• _Data_

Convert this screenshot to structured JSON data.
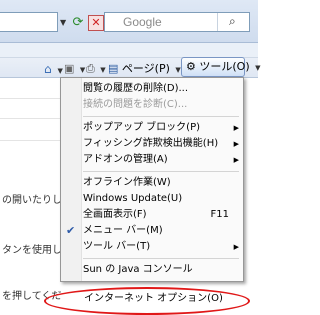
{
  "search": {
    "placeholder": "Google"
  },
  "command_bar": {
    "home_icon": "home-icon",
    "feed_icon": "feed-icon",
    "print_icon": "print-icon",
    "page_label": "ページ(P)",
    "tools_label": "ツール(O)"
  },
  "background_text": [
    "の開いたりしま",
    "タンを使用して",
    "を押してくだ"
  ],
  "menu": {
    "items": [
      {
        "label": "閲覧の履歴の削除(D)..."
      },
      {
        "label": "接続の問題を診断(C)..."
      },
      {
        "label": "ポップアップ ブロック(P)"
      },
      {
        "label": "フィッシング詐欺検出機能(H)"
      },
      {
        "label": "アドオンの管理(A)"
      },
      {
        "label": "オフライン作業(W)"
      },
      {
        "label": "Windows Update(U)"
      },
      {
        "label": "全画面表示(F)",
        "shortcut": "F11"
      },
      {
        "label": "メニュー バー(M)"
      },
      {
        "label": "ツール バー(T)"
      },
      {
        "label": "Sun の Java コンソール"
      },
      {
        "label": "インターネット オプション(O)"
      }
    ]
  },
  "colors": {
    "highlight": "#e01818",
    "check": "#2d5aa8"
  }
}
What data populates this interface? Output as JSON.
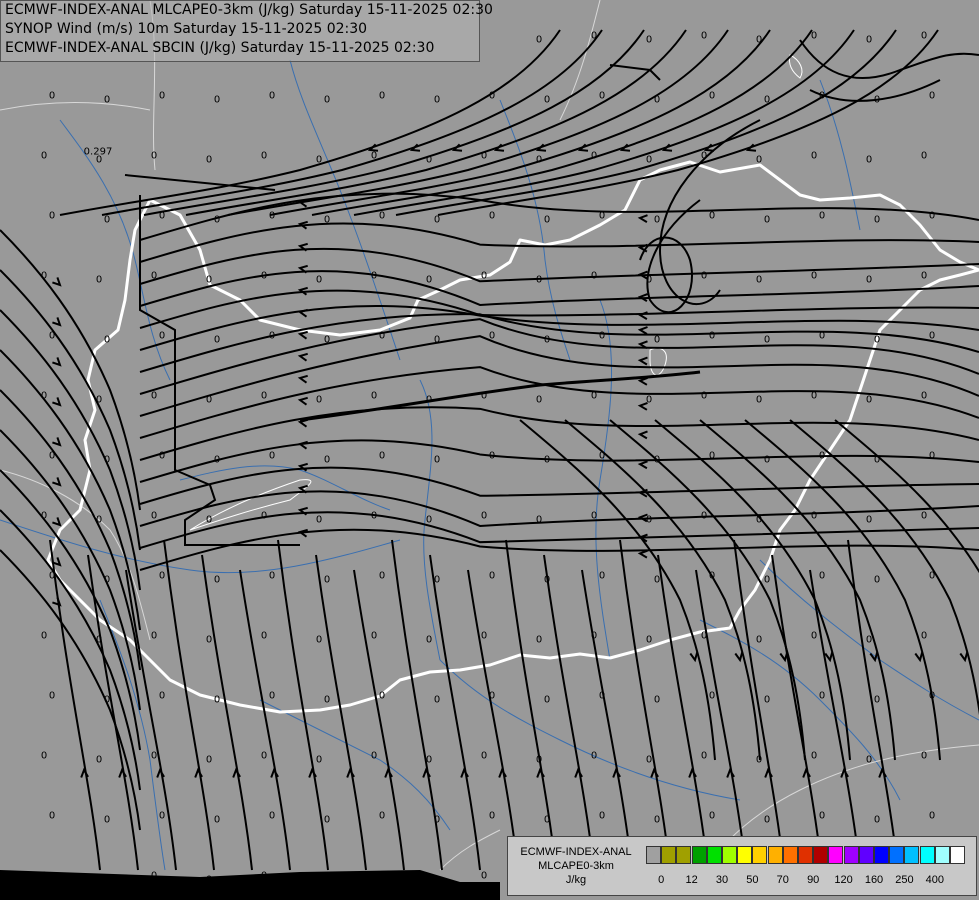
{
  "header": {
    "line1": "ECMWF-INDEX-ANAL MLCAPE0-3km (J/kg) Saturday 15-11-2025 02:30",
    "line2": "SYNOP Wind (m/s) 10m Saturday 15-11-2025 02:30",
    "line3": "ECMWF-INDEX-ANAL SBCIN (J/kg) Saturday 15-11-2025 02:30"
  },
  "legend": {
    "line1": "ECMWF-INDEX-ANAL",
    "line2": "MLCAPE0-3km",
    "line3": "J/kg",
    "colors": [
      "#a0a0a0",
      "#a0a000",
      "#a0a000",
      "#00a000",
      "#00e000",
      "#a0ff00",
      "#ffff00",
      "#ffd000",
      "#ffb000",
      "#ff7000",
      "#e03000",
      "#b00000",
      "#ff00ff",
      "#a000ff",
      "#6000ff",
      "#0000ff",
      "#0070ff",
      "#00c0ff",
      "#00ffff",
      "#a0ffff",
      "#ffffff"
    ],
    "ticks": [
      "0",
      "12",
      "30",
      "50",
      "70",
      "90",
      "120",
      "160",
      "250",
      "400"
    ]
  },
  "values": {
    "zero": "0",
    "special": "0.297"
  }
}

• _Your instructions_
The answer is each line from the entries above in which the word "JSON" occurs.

• _Output for this exercise_
Convert this screenshot to structured JSON data.
What data populates this interface? Output as JSON.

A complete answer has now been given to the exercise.